The signatories of the three largest net zero initiatives have also recorded $84 trillion in assets under management for net zero commitments. However, Barclays’ report highlighted how the effectiveness of portfolio decarbonisation relies on the goals, targets and implementation strategies of individual investors.
“We see a risk of alternate ‘tragedy of the horizon’: that investors pursue a rapid decarbonisation of investment portfolios that is incompatible with the transition to a net zero economy,” the report said.
“In this scenario, the rush by investors to divest problematic issuers and sectors leaves them with no seat at the table, or leverage to encourage changes in behaviour.”
The research also revealed that while net zero investing can be sorted into two categories, reduction techniques and alignment strategies, Barclays said only the latter approach has a direct impact on real world emissions.

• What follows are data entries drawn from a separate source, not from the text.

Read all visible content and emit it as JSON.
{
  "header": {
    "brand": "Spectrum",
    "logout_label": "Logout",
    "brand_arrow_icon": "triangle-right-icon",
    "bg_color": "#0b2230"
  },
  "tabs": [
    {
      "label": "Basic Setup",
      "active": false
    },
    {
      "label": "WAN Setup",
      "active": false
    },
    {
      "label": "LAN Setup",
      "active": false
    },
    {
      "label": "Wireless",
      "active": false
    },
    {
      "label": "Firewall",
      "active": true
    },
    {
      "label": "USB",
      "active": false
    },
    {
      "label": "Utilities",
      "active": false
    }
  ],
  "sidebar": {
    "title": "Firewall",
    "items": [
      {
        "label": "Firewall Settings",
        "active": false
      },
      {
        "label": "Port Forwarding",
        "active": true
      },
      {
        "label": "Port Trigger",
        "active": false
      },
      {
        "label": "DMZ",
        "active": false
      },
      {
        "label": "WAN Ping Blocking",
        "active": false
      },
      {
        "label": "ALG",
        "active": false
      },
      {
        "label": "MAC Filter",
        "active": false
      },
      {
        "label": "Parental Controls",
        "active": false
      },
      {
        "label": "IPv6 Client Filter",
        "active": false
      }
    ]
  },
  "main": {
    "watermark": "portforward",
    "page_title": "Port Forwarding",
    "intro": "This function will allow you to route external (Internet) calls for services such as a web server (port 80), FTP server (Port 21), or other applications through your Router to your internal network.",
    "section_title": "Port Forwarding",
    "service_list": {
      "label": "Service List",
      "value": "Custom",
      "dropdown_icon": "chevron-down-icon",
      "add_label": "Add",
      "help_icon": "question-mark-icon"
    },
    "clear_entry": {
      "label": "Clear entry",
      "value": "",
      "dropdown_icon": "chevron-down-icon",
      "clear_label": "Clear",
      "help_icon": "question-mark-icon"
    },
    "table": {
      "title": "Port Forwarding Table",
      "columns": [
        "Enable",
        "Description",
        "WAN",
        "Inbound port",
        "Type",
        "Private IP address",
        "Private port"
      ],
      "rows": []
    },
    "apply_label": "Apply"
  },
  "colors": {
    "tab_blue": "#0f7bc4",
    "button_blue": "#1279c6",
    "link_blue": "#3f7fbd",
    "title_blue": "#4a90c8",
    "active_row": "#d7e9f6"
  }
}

Reduction techniques involve investors lessening portfolio emissions as much as possible through forms of portfolio engineering, like selling high-emitting assets, short-selling and buying green-labelled securities.
Alignment strategies encourage investors to focus on long-term decarbonisation, by engaging with issuers of financial securities to reduce their greenhouse gas emissions and creating a portfolio of net zero aligned assets that are on a credible transition pathway.
Barclays’ report also said rising concerns that funds with high portfolio-level emissions and a lack of commitment to long-term decarbonisation will become increasingly difficult to sell and is expected to cause a rush of investors looking to offload these funds, after a similar rush occurred with the Sustainable Finance Disclosure Regulation.
“There is a material risk that investors manage to decarbonise their portfolios without decarbonising industry,” the report said. “This would fail to achieve the overarching goals of policy makers and climate-aware investors.”
“We therefore believe that alignment strategies will be viewed more favourably as net zero investing matures as a concept and that short-term emission reduction techniques should always be complemented by long-term engagement in encouraging the decarbonisation of the underlying security issuers.”